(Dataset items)
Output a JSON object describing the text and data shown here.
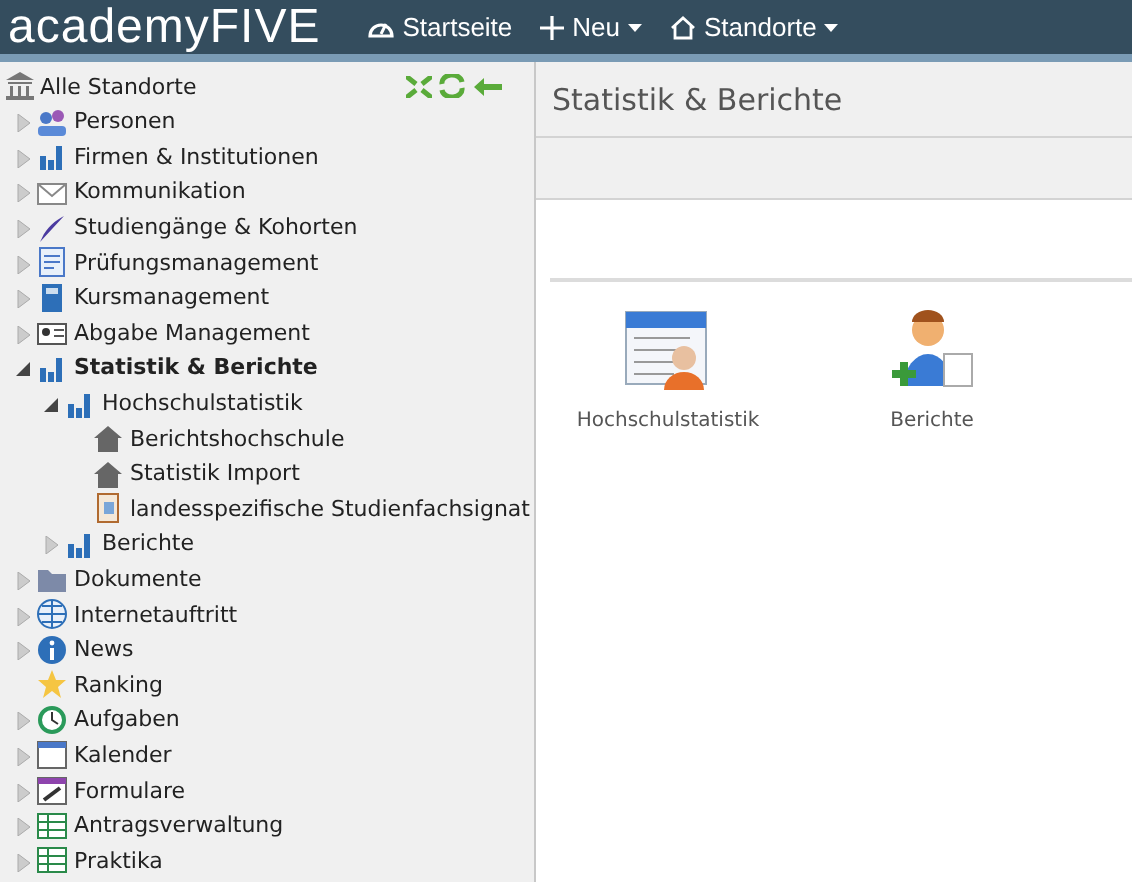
{
  "header": {
    "logo": "academyFIVE",
    "nav": [
      {
        "label": "Startseite",
        "dropdown": false
      },
      {
        "label": "Neu",
        "dropdown": true
      },
      {
        "label": "Standorte",
        "dropdown": true
      }
    ]
  },
  "sidebar": {
    "root": "Alle Standorte",
    "items": [
      {
        "label": "Personen",
        "expanded": false,
        "selected": false
      },
      {
        "label": "Firmen & Institutionen",
        "expanded": false,
        "selected": false
      },
      {
        "label": "Kommunikation",
        "expanded": false,
        "selected": false
      },
      {
        "label": "Studiengänge & Kohorten",
        "expanded": false,
        "selected": false
      },
      {
        "label": "Prüfungsmanagement",
        "expanded": false,
        "selected": false
      },
      {
        "label": "Kursmanagement",
        "expanded": false,
        "selected": false
      },
      {
        "label": "Abgabe Management",
        "expanded": false,
        "selected": false
      },
      {
        "label": "Statistik & Berichte",
        "expanded": true,
        "selected": true,
        "children": [
          {
            "label": "Hochschulstatistik",
            "expanded": true,
            "selected": false,
            "children": [
              {
                "label": "Berichtshochschule",
                "selected": false
              },
              {
                "label": "Statistik Import",
                "selected": false
              },
              {
                "label": "landesspezifische Studienfachsignat",
                "selected": false
              }
            ]
          },
          {
            "label": "Berichte",
            "expanded": false,
            "selected": false
          }
        ]
      },
      {
        "label": "Dokumente",
        "expanded": false,
        "selected": false
      },
      {
        "label": "Internetauftritt",
        "expanded": false,
        "selected": false
      },
      {
        "label": "News",
        "expanded": false,
        "selected": false
      },
      {
        "label": "Ranking",
        "selected": false
      },
      {
        "label": "Aufgaben",
        "expanded": false,
        "selected": false
      },
      {
        "label": "Kalender",
        "expanded": false,
        "selected": false
      },
      {
        "label": "Formulare",
        "expanded": false,
        "selected": false
      },
      {
        "label": "Antragsverwaltung",
        "expanded": false,
        "selected": false
      },
      {
        "label": "Praktika",
        "expanded": false,
        "selected": false
      }
    ]
  },
  "main": {
    "title": "Statistik & Berichte",
    "tiles": [
      {
        "label": "Hochschulstatistik"
      },
      {
        "label": "Berichte"
      }
    ]
  }
}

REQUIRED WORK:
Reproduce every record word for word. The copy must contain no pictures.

WRITTEN ANSWER:
Output a JSON object describing the text and data shown here.
{
  "header": {
    "logo": "academyFIVE",
    "nav": [
      {
        "label": "Startseite",
        "dropdown": false
      },
      {
        "label": "Neu",
        "dropdown": true
      },
      {
        "label": "Standorte",
        "dropdown": true
      }
    ]
  },
  "sidebar": {
    "root": "Alle Standorte",
    "items": [
      {
        "label": "Personen",
        "expanded": false,
        "selected": false
      },
      {
        "label": "Firmen & Institutionen",
        "expanded": false,
        "selected": false
      },
      {
        "label": "Kommunikation",
        "expanded": false,
        "selected": false
      },
      {
        "label": "Studiengänge & Kohorten",
        "expanded": false,
        "selected": false
      },
      {
        "label": "Prüfungsmanagement",
        "expanded": false,
        "selected": false
      },
      {
        "label": "Kursmanagement",
        "expanded": false,
        "selected": false
      },
      {
        "label": "Abgabe Management",
        "expanded": false,
        "selected": false
      },
      {
        "label": "Statistik & Berichte",
        "expanded": true,
        "selected": true,
        "children": [
          {
            "label": "Hochschulstatistik",
            "expanded": true,
            "selected": false,
            "children": [
              {
                "label": "Berichtshochschule",
                "selected": false
              },
              {
                "label": "Statistik Import",
                "selected": false
              },
              {
                "label": "landesspezifische Studienfachsignat",
                "selected": false
              }
            ]
          },
          {
            "label": "Berichte",
            "expanded": false,
            "selected": false
          }
        ]
      },
      {
        "label": "Dokumente",
        "expanded": false,
        "selected": false
      },
      {
        "label": "Internetauftritt",
        "expanded": false,
        "selected": false
      },
      {
        "label": "News",
        "expanded": false,
        "selected": false
      },
      {
        "label": "Ranking",
        "selected": false
      },
      {
        "label": "Aufgaben",
        "expanded": false,
        "selected": false
      },
      {
        "label": "Kalender",
        "expanded": false,
        "selected": false
      },
      {
        "label": "Formulare",
        "expanded": false,
        "selected": false
      },
      {
        "label": "Antragsverwaltung",
        "expanded": false,
        "selected": false
      },
      {
        "label": "Praktika",
        "expanded": false,
        "selected": false
      }
    ]
  },
  "main": {
    "title": "Statistik & Berichte",
    "tiles": [
      {
        "label": "Hochschulstatistik"
      },
      {
        "label": "Berichte"
      }
    ]
  }
}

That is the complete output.